> TASK INSTRUCTIONS: Only lines below containing the string "this" should be counted; please give that count by itself.

> TASK DATA:

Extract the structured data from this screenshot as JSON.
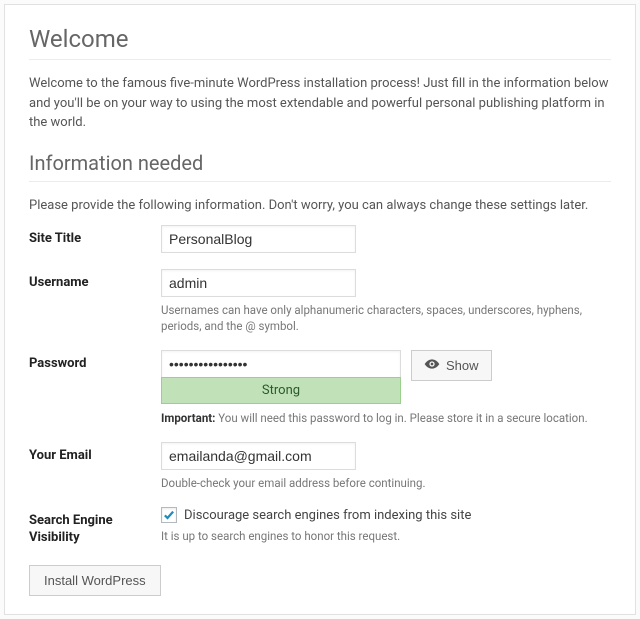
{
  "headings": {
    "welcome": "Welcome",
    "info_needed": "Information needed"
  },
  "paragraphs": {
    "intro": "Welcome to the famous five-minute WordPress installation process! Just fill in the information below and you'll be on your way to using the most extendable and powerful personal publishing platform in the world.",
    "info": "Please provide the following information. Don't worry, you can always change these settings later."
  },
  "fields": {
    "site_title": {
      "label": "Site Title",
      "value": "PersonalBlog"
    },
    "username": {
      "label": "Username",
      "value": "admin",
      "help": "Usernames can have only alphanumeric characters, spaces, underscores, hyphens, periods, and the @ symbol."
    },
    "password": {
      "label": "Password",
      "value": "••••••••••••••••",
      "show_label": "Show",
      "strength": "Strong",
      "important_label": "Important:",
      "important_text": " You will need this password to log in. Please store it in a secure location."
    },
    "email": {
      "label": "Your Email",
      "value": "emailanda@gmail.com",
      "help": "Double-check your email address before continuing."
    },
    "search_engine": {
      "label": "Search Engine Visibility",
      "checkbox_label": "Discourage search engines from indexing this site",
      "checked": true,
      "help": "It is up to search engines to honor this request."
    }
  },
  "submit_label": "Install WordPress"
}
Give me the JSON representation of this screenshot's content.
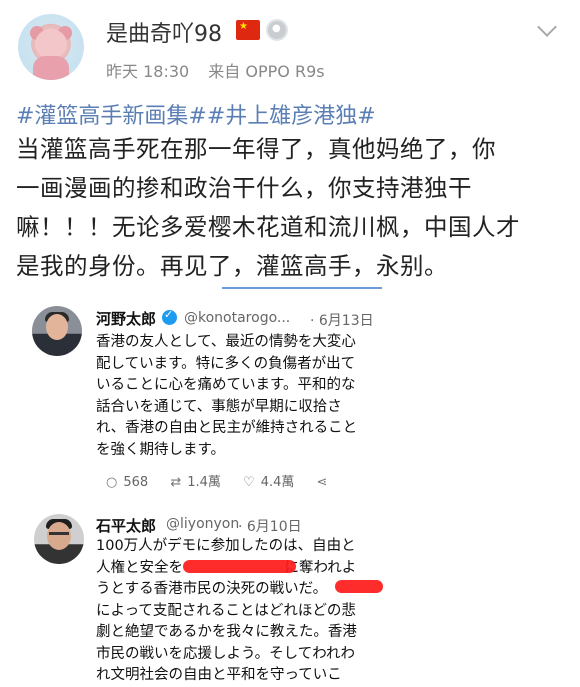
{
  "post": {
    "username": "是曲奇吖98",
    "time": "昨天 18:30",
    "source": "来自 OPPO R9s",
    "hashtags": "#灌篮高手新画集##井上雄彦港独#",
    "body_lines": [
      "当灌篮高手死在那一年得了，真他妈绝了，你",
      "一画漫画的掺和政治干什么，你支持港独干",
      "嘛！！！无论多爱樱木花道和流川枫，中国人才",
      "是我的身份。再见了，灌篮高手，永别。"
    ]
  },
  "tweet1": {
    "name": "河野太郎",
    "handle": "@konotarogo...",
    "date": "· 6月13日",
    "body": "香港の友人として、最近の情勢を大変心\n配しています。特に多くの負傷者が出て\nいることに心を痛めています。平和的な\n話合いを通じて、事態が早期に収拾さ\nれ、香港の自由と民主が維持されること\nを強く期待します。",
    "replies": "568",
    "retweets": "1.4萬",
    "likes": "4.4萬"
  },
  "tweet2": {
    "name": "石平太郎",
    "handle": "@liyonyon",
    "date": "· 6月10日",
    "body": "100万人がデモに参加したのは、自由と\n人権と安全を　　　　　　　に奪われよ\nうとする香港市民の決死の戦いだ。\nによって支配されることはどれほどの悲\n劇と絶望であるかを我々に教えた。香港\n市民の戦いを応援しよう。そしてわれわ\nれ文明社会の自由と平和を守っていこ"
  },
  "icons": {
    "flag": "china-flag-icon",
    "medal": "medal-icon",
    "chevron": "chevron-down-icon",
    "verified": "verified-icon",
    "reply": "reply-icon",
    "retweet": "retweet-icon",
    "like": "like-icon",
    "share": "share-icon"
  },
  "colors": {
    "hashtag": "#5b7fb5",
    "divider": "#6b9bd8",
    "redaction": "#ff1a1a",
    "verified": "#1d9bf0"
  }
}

> WORKED SOLUTION: 5